Sunday, 21 May 2017

2017 60s flashbacks

Something's happening here... 


Thanks to SMUQ on flickr
Lately, I've been thinking about protest songs. The ones we used to hear all the time back in the day. The ones I got to play on the radio. 

You don't hear protest songs on the radio now. So it was nice to hear the excellent Amit Dattani give an outing to Dylan's protest anthem 'The Hour When The Ship Comes In', at a gig this week. People were singing along, too, to a song recorded in 1964.

Earlier that week, on Facebook, a pal commented warily on fresh video cameras in his neighbourhood. So I put up a YouTube link to Buffalo Springfield's 'For What It's Worth', to be ironic, like you do. The verse I had in mind was this
Paranoia strikes deep
into your life it will creep
It starts when you're always afraid
Step out of line, the man come and take you away 
Hippy boomers will remember it. But It was only after I stuck the link up that I realised the song, a staple of my teenage years, was fifty years old. That set me thinking.
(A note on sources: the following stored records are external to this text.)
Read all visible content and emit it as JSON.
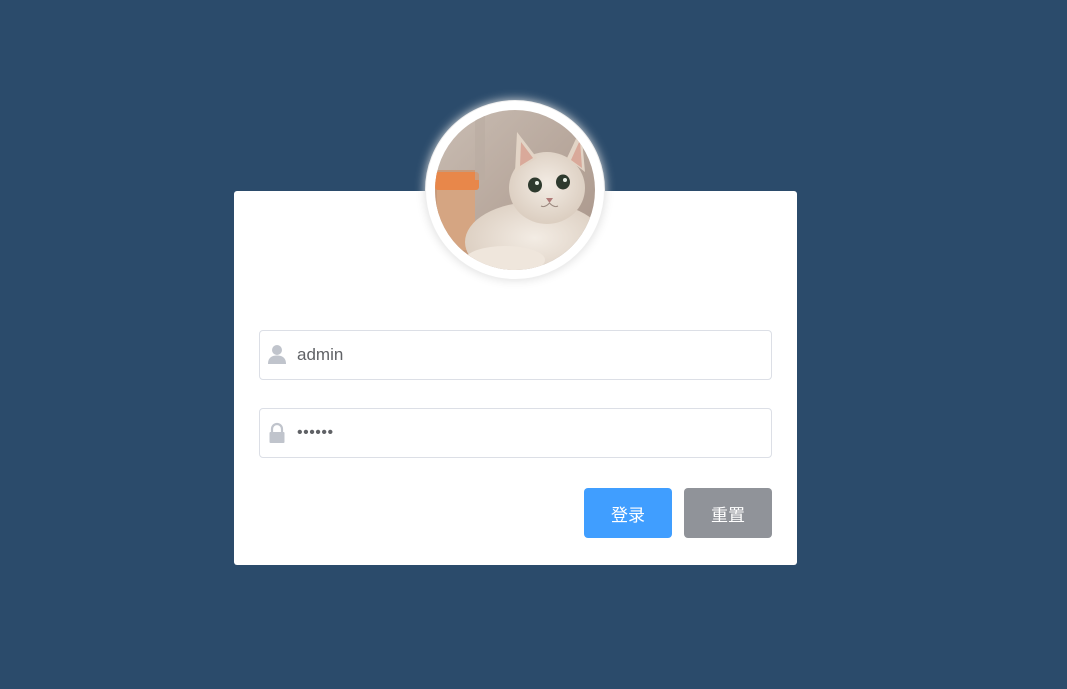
{
  "form": {
    "username": {
      "value": "admin",
      "icon": "user-icon"
    },
    "password": {
      "value": "••••••",
      "icon": "lock-icon"
    }
  },
  "buttons": {
    "login_label": "登录",
    "reset_label": "重置"
  },
  "avatar": {
    "subject": "cat-photo"
  },
  "colors": {
    "page_background": "#2b4b6b",
    "primary": "#409eff",
    "info": "#909399",
    "icon": "#c0c4cc",
    "card": "#ffffff"
  }
}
Sunday, 7 May 2017

Surinder Sandhu and his funky Karma Machine

One of the most exciting albums I've heard in years. I don't say that very often these days.


I'm ancient. So I've heard a lot of stuff. I've seen the same ideas come round and round and round. And really, there's nothing wrong with that – pop music is always rewriting itself using what's been done before. For many people, including kids making music for the first time, that's a rush for them, and I wouldn't have it any other way.

Nothing wrong with grabbing old ideas and giving them fresh interpretation either. Once in a while, the results are exceptional.

Step forward Surinder Sandhu. Surinder takes his time. His projects can take years. This one took at least five, but then he is a busy man. When I chatted with him, he was just heading off for a rehearsal at a local theatre, before finishing off a project for the CBSO, and setting up stuff for the next Mr Khan project.

There's a new album at last: Karma Machine. I see it as a hugely significant development in Birmingham's world of music.